The aims of the study were to estimate the importance of dietary habits for colorectal cancers and adenomas. By comparing risk factors among cancer and adenoma patients the adenoma cancer theory was indirectly evaluated. The study was performed as a case-control study within a large screening trial in Denmark. All cancer and adenoma patients diagnosed at the screening were recruited as cases; controls were selected among test negatives after matching for age, sex and time of screening. All those selected except 85, participated in a 7-day dietary recall. Altogether 49 colorectal cancer patients and 172 with adenomas were examined; 362 individuals who were test negatives in the Hemoccult-II screen served as controls. The intake of crude dietary fibres was shown to be associated with reduced risk of cancer as well as adenomas. Neither cancer nor adenoma occurrences were related to total energy intake or body mass. Vitamins E and A were negatively associated with adenoma occurrence.

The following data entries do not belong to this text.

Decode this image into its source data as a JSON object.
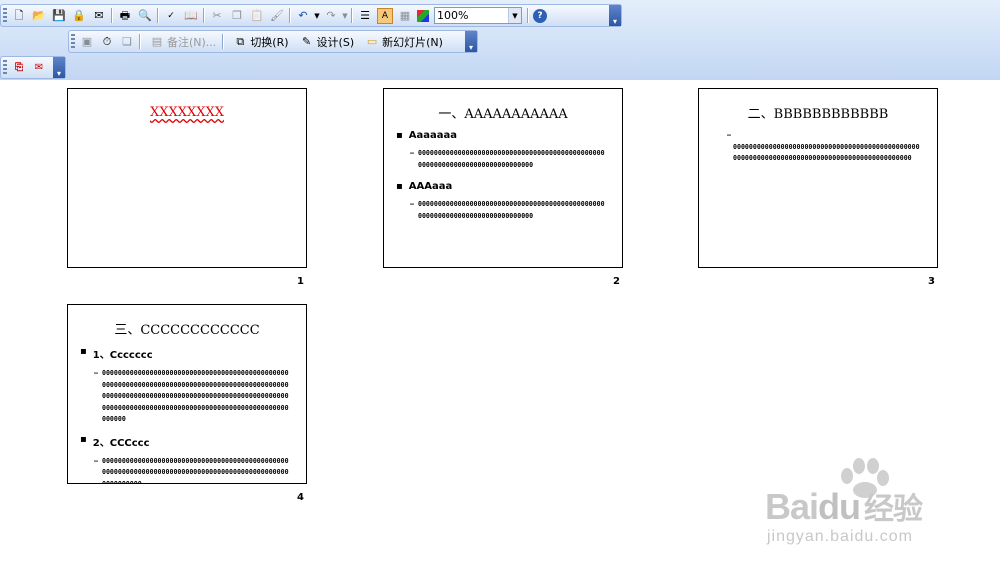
{
  "toolbar": {
    "standard_icons": [
      "new-icon",
      "open-icon",
      "save-icon",
      "permission-icon",
      "email-icon",
      "print-icon",
      "print-preview-icon",
      "spelling-icon",
      "research-icon",
      "cut-icon",
      "copy-icon",
      "paste-icon",
      "format-painter-icon",
      "undo-icon",
      "redo-icon",
      "expand-all-icon",
      "show-formatting-icon",
      "grid-icon",
      "color-grayscale-icon"
    ],
    "zoom_value": "100%",
    "help_icon": "help-icon"
  },
  "slide_sorter_toolbar": {
    "notes_label": "备注(N)...",
    "transition_label": "切换(R)",
    "design_label": "设计(S)",
    "new_slide_label": "新幻灯片(N)"
  },
  "slides": [
    {
      "number": "1",
      "title": "XXXXXXXX",
      "title_color": "#e00000"
    },
    {
      "number": "2",
      "title": "一、AAAAAAAAAAA",
      "sections": [
        {
          "bullet": "Aaaaaaa",
          "sub": "0000000000000000000000000000000000000000000000000000000000000000000000000000"
        },
        {
          "bullet": "AAAaaa",
          "sub": "0000000000000000000000000000000000000000000000000000000000000000000000000000"
        }
      ]
    },
    {
      "number": "3",
      "title": "二、BBBBBBBBBBBB",
      "sub": "00000000000000000000000000000000000000000000000000000000000000000000000000000000000000000000"
    },
    {
      "number": "4",
      "title": "三、CCCCCCCCCCCC",
      "sections": [
        {
          "bullet": "1、Ccccccc",
          "sub": "00000000000000000000000000000000000000000000000000000000000000000000000000000000000000000000000000000000000000000000000000000000000000000000000000000000000000000000000000000000000000000000000000"
        },
        {
          "bullet": "2、CCCccc",
          "sub": "00000000000000000000000000000000000000000000000000000000000000000000000000000000000000000000000000000000"
        }
      ]
    }
  ],
  "watermark": {
    "brand": "Bai",
    "brand2": "du",
    "cn": "经验",
    "url": "jingyan.baidu.com"
  }
}
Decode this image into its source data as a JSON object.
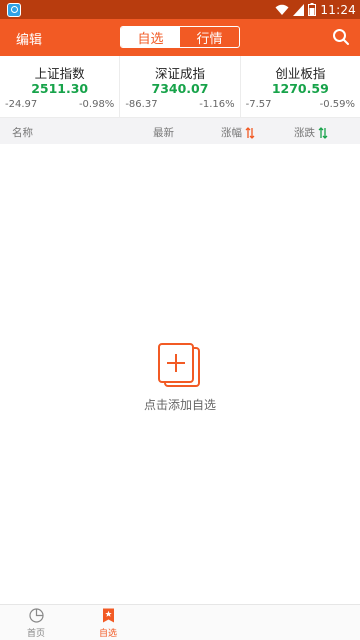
{
  "status_bar": {
    "time": "11:24"
  },
  "title_bar": {
    "edit_label": "编辑",
    "tabs": [
      {
        "label": "自选",
        "active": true
      },
      {
        "label": "行情",
        "active": false
      }
    ]
  },
  "indices": [
    {
      "name": "上证指数",
      "value": "2511.30",
      "change": "-24.97",
      "pct": "-0.98%"
    },
    {
      "name": "深证成指",
      "value": "7340.07",
      "change": "-86.37",
      "pct": "-1.16%"
    },
    {
      "name": "创业板指",
      "value": "1270.59",
      "change": "-7.57",
      "pct": "-0.59%"
    }
  ],
  "columns": {
    "name": "名称",
    "latest": "最新",
    "change_pct": "涨幅",
    "change": "涨跌"
  },
  "empty_state": {
    "text": "点击添加自选",
    "icon": "add-stock-icon"
  },
  "bottom_nav": [
    {
      "label": "首页",
      "icon": "home-pie-icon",
      "active": false
    },
    {
      "label": "自选",
      "icon": "bookmark-star-icon",
      "active": true
    }
  ],
  "colors": {
    "primary": "#f25a24",
    "status_bar": "#b83c0e",
    "index_value": "#17a34a"
  }
}
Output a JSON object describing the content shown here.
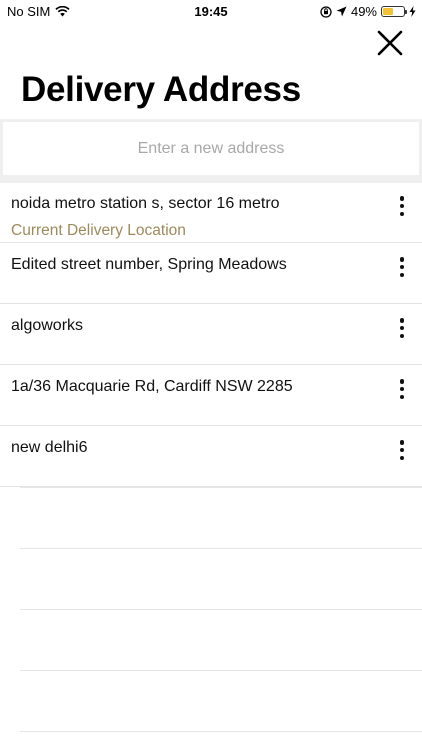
{
  "status_bar": {
    "carrier": "No SIM",
    "time": "19:45",
    "battery_percent": "49%",
    "battery_level": 0.49,
    "icons": [
      "wifi-icon",
      "rotation-lock-icon",
      "location-arrow-icon",
      "battery-icon",
      "charging-bolt-icon"
    ]
  },
  "header": {
    "title": "Delivery Address",
    "close_icon": "close-icon"
  },
  "search": {
    "placeholder": "Enter a new address"
  },
  "addresses": [
    {
      "label": "noida metro station s, sector 16 metro",
      "sublabel": "Current Delivery Location"
    },
    {
      "label": "Edited street number, Spring Meadows"
    },
    {
      "label": "algoworks"
    },
    {
      "label": "1a/36 Macquarie Rd, Cardiff NSW 2285"
    },
    {
      "label": "new delhi6"
    }
  ],
  "colors": {
    "accent_current": "#9d8a5c",
    "battery": "#f2c232"
  }
}
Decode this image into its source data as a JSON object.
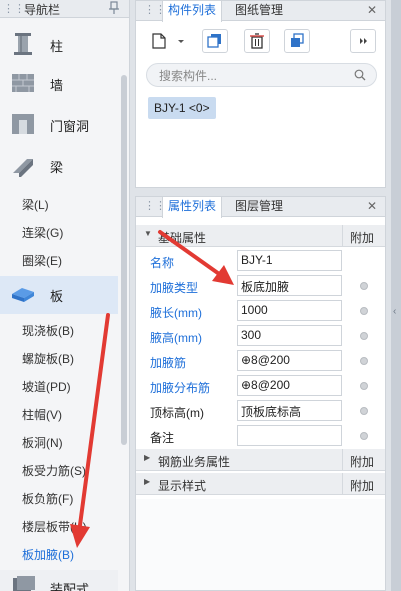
{
  "nav": {
    "title": "导航栏",
    "categories": [
      {
        "label": "柱",
        "icon": "column-icon"
      },
      {
        "label": "墙",
        "icon": "wall-icon"
      },
      {
        "label": "门窗洞",
        "icon": "door-window-icon"
      },
      {
        "label": "梁",
        "icon": "beam-icon"
      },
      {
        "label": "板",
        "icon": "slab-icon"
      },
      {
        "label": "装配式",
        "icon": "prefab-icon"
      }
    ],
    "beam_items": [
      "梁(L)",
      "连梁(G)",
      "圈梁(E)"
    ],
    "slab_items": [
      "现浇板(B)",
      "螺旋板(B)",
      "坡道(PD)",
      "柱帽(V)",
      "板洞(N)",
      "板受力筋(S)",
      "板负筋(F)",
      "楼层板带(H)",
      "板加腋(B)"
    ],
    "selected_item": "板加腋(B)"
  },
  "component_panel": {
    "tabs": [
      "构件列表",
      "图纸管理"
    ],
    "active_tab": "构件列表",
    "toolbar_icons": [
      "new-component-icon",
      "dropdown-arrow-icon",
      "copy-icon",
      "delete-icon",
      "layer-copy-icon",
      "expand-icon"
    ],
    "search_placeholder": "搜索构件...",
    "items": [
      "BJY-1 <0>"
    ]
  },
  "property_panel": {
    "tabs": [
      "属性列表",
      "图层管理"
    ],
    "active_tab": "属性列表",
    "sections": [
      {
        "title": "基础属性",
        "extra": "附加",
        "expanded": true
      },
      {
        "title": "钢筋业务属性",
        "extra": "附加",
        "expanded": false
      },
      {
        "title": "显示样式",
        "extra": "附加",
        "expanded": false
      }
    ],
    "rows": [
      {
        "name": "名称",
        "value": "BJY-1",
        "blue": true,
        "checkbox": false
      },
      {
        "name": "加腋类型",
        "value": "板底加腋",
        "blue": true,
        "checkbox": true
      },
      {
        "name": "腋长(mm)",
        "value": "1000",
        "blue": true,
        "checkbox": true
      },
      {
        "name": "腋高(mm)",
        "value": "300",
        "blue": true,
        "checkbox": true
      },
      {
        "name": "加腋筋",
        "value": "⊕8@200",
        "blue": true,
        "checkbox": true
      },
      {
        "name": "加腋分布筋",
        "value": "⊕8@200",
        "blue": true,
        "checkbox": true
      },
      {
        "name": "顶标高(m)",
        "value": "顶板底标高",
        "blue": false,
        "checkbox": true
      },
      {
        "name": "备注",
        "value": "",
        "blue": false,
        "checkbox": true
      }
    ]
  },
  "colors": {
    "accent": "#1e6fd9",
    "annotation_arrow": "#e23a33",
    "selection_chip": "#c9dbf0"
  }
}
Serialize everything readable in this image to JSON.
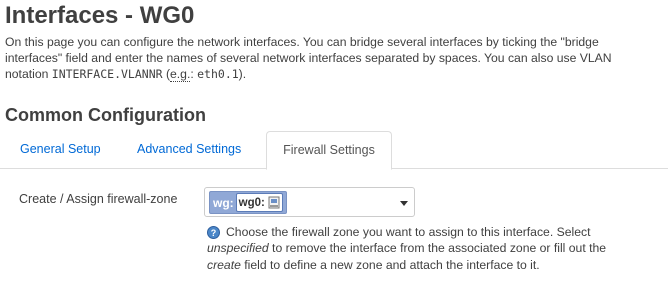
{
  "page": {
    "title": "Interfaces - WG0",
    "intro": {
      "line1": "On this page you can configure the network interfaces. You can bridge several interfaces by ticking the \"bridge",
      "line2": "interfaces\" field and enter the names of several network interfaces separated by spaces. You can also use VLAN",
      "line3_prefix": "notation",
      "line3_code1": "INTERFACE.VLANNR",
      "line3_open": "(",
      "line3_eg": "e.g.",
      "line3_colon": ":",
      "line3_code2": "eth0.1",
      "line3_close": ")."
    }
  },
  "section": {
    "title": "Common Configuration"
  },
  "tabs": [
    {
      "label": "General Setup",
      "active": false
    },
    {
      "label": "Advanced Settings",
      "active": false
    },
    {
      "label": "Firewall Settings",
      "active": true
    }
  ],
  "firewall": {
    "label": "Create / Assign firewall-zone",
    "zone_name": "wg:",
    "zone_interface": "wg0:",
    "help": {
      "line1": "Choose the firewall zone you want to assign to this interface. Select",
      "line2_em": "unspecified",
      "line2_rest": " to remove the interface from the associated zone or fill out the",
      "line3_em": "create",
      "line3_rest": " field to define a new zone and attach the interface to it."
    }
  },
  "colors": {
    "link": "#0069d6",
    "zone_badge": "#90a8d6",
    "help_icon": "#4a86c8"
  }
}
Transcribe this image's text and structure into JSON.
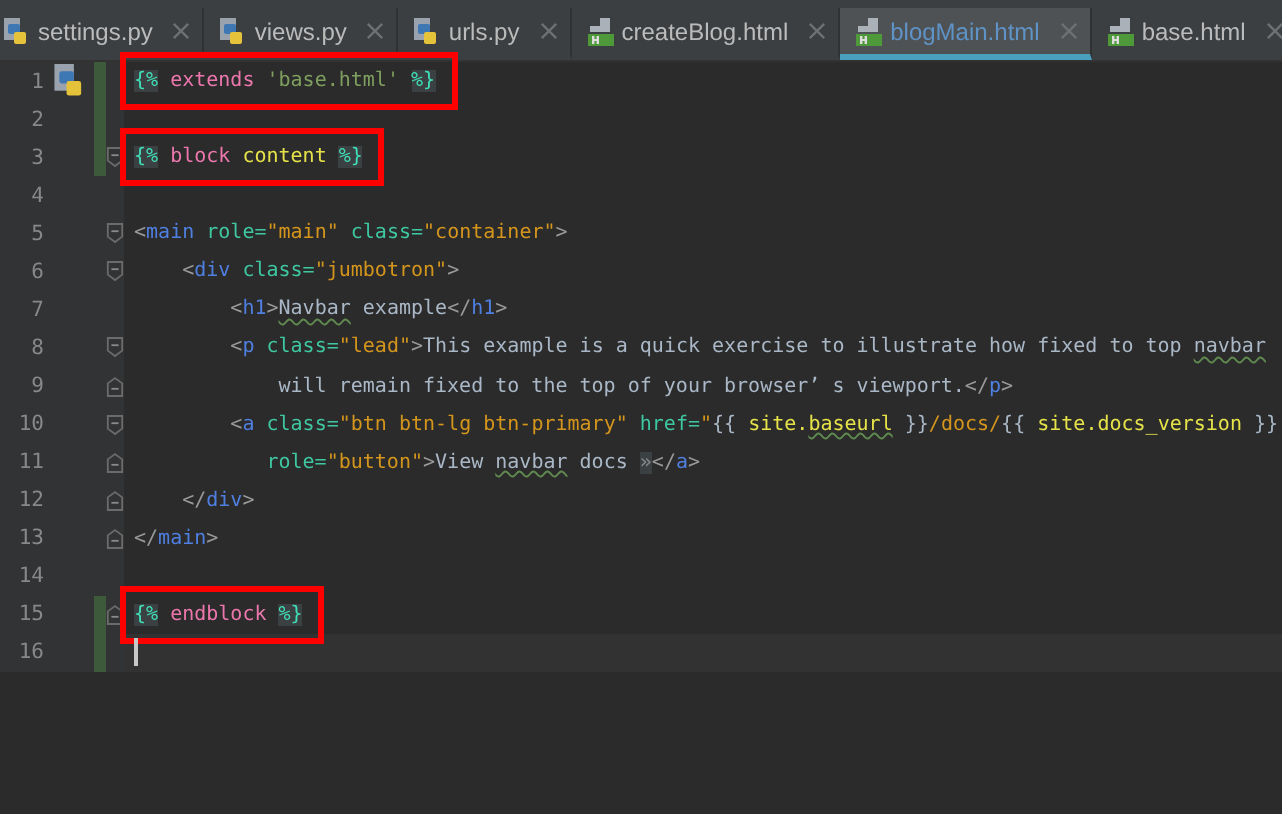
{
  "tabs": [
    {
      "label": "settings.py",
      "kind": "python",
      "selected": false
    },
    {
      "label": "views.py",
      "kind": "python",
      "selected": false
    },
    {
      "label": "urls.py",
      "kind": "python",
      "selected": false
    },
    {
      "label": "createBlog.html",
      "kind": "html",
      "selected": false
    },
    {
      "label": "blogMain.html",
      "kind": "html",
      "selected": true
    },
    {
      "label": "base.html",
      "kind": "html",
      "selected": false
    }
  ],
  "lines": [
    {
      "number": "1",
      "gutter": {
        "kind": "python"
      },
      "changed": true,
      "annotated": true,
      "tokens": [
        {
          "kind": "delim",
          "text": "{%"
        },
        {
          "kind": "keyword",
          "text": " extends"
        },
        {
          "kind": "tstring",
          "text": " 'base.html' "
        },
        {
          "kind": "delim",
          "text": "%}"
        }
      ]
    },
    {
      "number": "2",
      "changed": true
    },
    {
      "number": "3",
      "changed": true,
      "folding": {
        "kind": "start"
      },
      "annotated": true,
      "tokens": [
        {
          "kind": "delim",
          "text": "{%"
        },
        {
          "kind": "keyword",
          "text": " block"
        },
        {
          "kind": "var",
          "text": " content "
        },
        {
          "kind": "delim",
          "text": "%}"
        }
      ]
    },
    {
      "number": "4",
      "changed": false
    },
    {
      "number": "5",
      "changed": false,
      "folding": {
        "kind": "start"
      },
      "tokens": [
        {
          "kind": "punct",
          "text": "<"
        },
        {
          "kind": "tag",
          "text": "main"
        },
        {
          "kind": "attr",
          "text": " role="
        },
        {
          "kind": "string",
          "text": "\"main\""
        },
        {
          "kind": "attr",
          "text": " class="
        },
        {
          "kind": "string",
          "text": "\"container\""
        },
        {
          "kind": "punct",
          "text": ">"
        }
      ]
    },
    {
      "number": "6",
      "changed": false,
      "folding": {
        "kind": "start"
      },
      "tokens": [
        {
          "kind": "punct",
          "text": "    <"
        },
        {
          "kind": "tag",
          "text": "div"
        },
        {
          "kind": "attr",
          "text": " class="
        },
        {
          "kind": "string",
          "text": "\"jumbotron\""
        },
        {
          "kind": "punct",
          "text": ">"
        }
      ]
    },
    {
      "number": "7",
      "changed": false,
      "tokens": [
        {
          "kind": "punct",
          "text": "        <"
        },
        {
          "kind": "tag",
          "text": "h1"
        },
        {
          "kind": "punct",
          "text": ">"
        },
        {
          "kind": "typo",
          "text": "Navbar"
        },
        {
          "kind": "text",
          "text": " example"
        },
        {
          "kind": "punct",
          "text": "</"
        },
        {
          "kind": "tag",
          "text": "h1"
        },
        {
          "kind": "punct",
          "text": ">"
        }
      ]
    },
    {
      "number": "8",
      "changed": false,
      "folding": {
        "kind": "start"
      },
      "tokens": [
        {
          "kind": "punct",
          "text": "        <"
        },
        {
          "kind": "tag",
          "text": "p"
        },
        {
          "kind": "attr",
          "text": " class="
        },
        {
          "kind": "string",
          "text": "\"lead\""
        },
        {
          "kind": "punct",
          "text": ">"
        },
        {
          "kind": "text",
          "text": "This example is a quick exercise to illustrate how fixed to top "
        },
        {
          "kind": "typo",
          "text": "navbar"
        }
      ]
    },
    {
      "number": "9",
      "changed": false,
      "folding": {
        "kind": "end"
      },
      "tokens": [
        {
          "kind": "text",
          "text": "            will remain fixed to the top of your browser’ s viewport."
        },
        {
          "kind": "punct",
          "text": "</"
        },
        {
          "kind": "tag",
          "text": "p"
        },
        {
          "kind": "punct",
          "text": ">"
        }
      ]
    },
    {
      "number": "10",
      "changed": false,
      "folding": {
        "kind": "start"
      },
      "tokens": [
        {
          "kind": "punct",
          "text": "        <"
        },
        {
          "kind": "tag",
          "text": "a"
        },
        {
          "kind": "attr",
          "text": " class="
        },
        {
          "kind": "string",
          "text": "\"btn btn-lg btn-primary\""
        },
        {
          "kind": "attr",
          "text": " href="
        },
        {
          "kind": "string",
          "text": "\""
        },
        {
          "kind": "text",
          "text": "{{"
        },
        {
          "kind": "var",
          "text": " site."
        },
        {
          "kind": "typovar",
          "text": "baseurl"
        },
        {
          "kind": "text",
          "text": " }}"
        },
        {
          "kind": "string",
          "text": "/docs/"
        },
        {
          "kind": "text",
          "text": "{{"
        },
        {
          "kind": "var",
          "text": " site.docs_version"
        },
        {
          "kind": "text",
          "text": " }}"
        }
      ]
    },
    {
      "number": "11",
      "changed": false,
      "folding": {
        "kind": "end"
      },
      "tokens": [
        {
          "kind": "attr",
          "text": "           role="
        },
        {
          "kind": "string",
          "text": "\"button\""
        },
        {
          "kind": "punct",
          "text": ">"
        },
        {
          "kind": "text",
          "text": "View "
        },
        {
          "kind": "typo",
          "text": "navbar"
        },
        {
          "kind": "text",
          "text": " docs "
        },
        {
          "kind": "entity",
          "text": "»"
        },
        {
          "kind": "punct",
          "text": "</"
        },
        {
          "kind": "tag",
          "text": "a"
        },
        {
          "kind": "punct",
          "text": ">"
        }
      ]
    },
    {
      "number": "12",
      "changed": false,
      "folding": {
        "kind": "end"
      },
      "tokens": [
        {
          "kind": "punct",
          "text": "    </"
        },
        {
          "kind": "tag",
          "text": "div"
        },
        {
          "kind": "punct",
          "text": ">"
        }
      ]
    },
    {
      "number": "13",
      "changed": false,
      "folding": {
        "kind": "end"
      },
      "tokens": [
        {
          "kind": "punct",
          "text": "</"
        },
        {
          "kind": "tag",
          "text": "main"
        },
        {
          "kind": "punct",
          "text": ">"
        }
      ]
    },
    {
      "number": "14",
      "changed": false
    },
    {
      "number": "15",
      "changed": true,
      "folding": {
        "kind": "end"
      },
      "annotated": true,
      "tokens": [
        {
          "kind": "delim",
          "text": "{%"
        },
        {
          "kind": "keyword",
          "text": " endblock "
        },
        {
          "kind": "delim",
          "text": "%}"
        }
      ]
    },
    {
      "number": "16",
      "changed": true,
      "current": true
    }
  ]
}
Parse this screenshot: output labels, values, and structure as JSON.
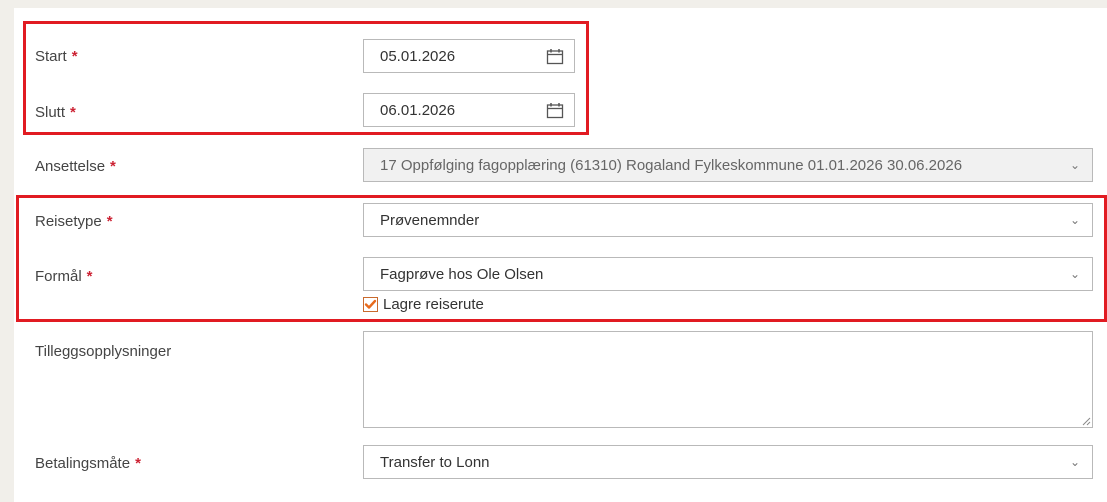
{
  "form": {
    "start": {
      "label": "Start",
      "required_mark": "*",
      "value": "05.01.2026",
      "icon": "calendar-icon"
    },
    "slutt": {
      "label": "Slutt",
      "required_mark": "*",
      "value": "06.01.2026",
      "icon": "calendar-icon"
    },
    "ansettelse": {
      "label": "Ansettelse",
      "required_mark": "*",
      "value": "17 Oppfølging fagopplæring (61310) Rogaland Fylkeskommune 01.01.2026 30.06.2026",
      "disabled": true
    },
    "reisetype": {
      "label": "Reisetype",
      "required_mark": "*",
      "value": "Prøvenemnder"
    },
    "formal": {
      "label": "Formål",
      "required_mark": "*",
      "value": "Fagprøve hos Ole Olsen"
    },
    "lagre_reiserute": {
      "label": "Lagre reiserute",
      "checked": true
    },
    "tillegg": {
      "label": "Tilleggsopplysninger",
      "value": ""
    },
    "betaling": {
      "label": "Betalingsmåte",
      "required_mark": "*",
      "value": "Transfer to Lonn"
    },
    "chevron_icon": "chevron-down-icon"
  },
  "colors": {
    "highlight": "#e11b22",
    "required": "#cc2233",
    "checkbox_accent": "#e86a1c",
    "page_bg": "#f1efea"
  }
}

In order to evaluate the prognostic significance of risk factors for developing breast cancer, a population-based study was conducted of 2,445 breast cancer patients diagnosed in Denmark, 1983-1984. Data on clinical and pathological characteristics of breast cancer were derived from the Danish Breast Cancer Cooperative Group and data on risk factors from a self-administered questionnaire. Among 1,744 patients (71%) with complete information, survival was determined primarily by size of the tumour, skin invasion, number of positive lymph nodes and grade. No significant association was found between survival and reproductive or hormonal risk factors, dietary variables, alcohol consumption and smoking. Low current body weight and weight loss indicated a poor prognosis, independent of the clinical characteristics of the tumour.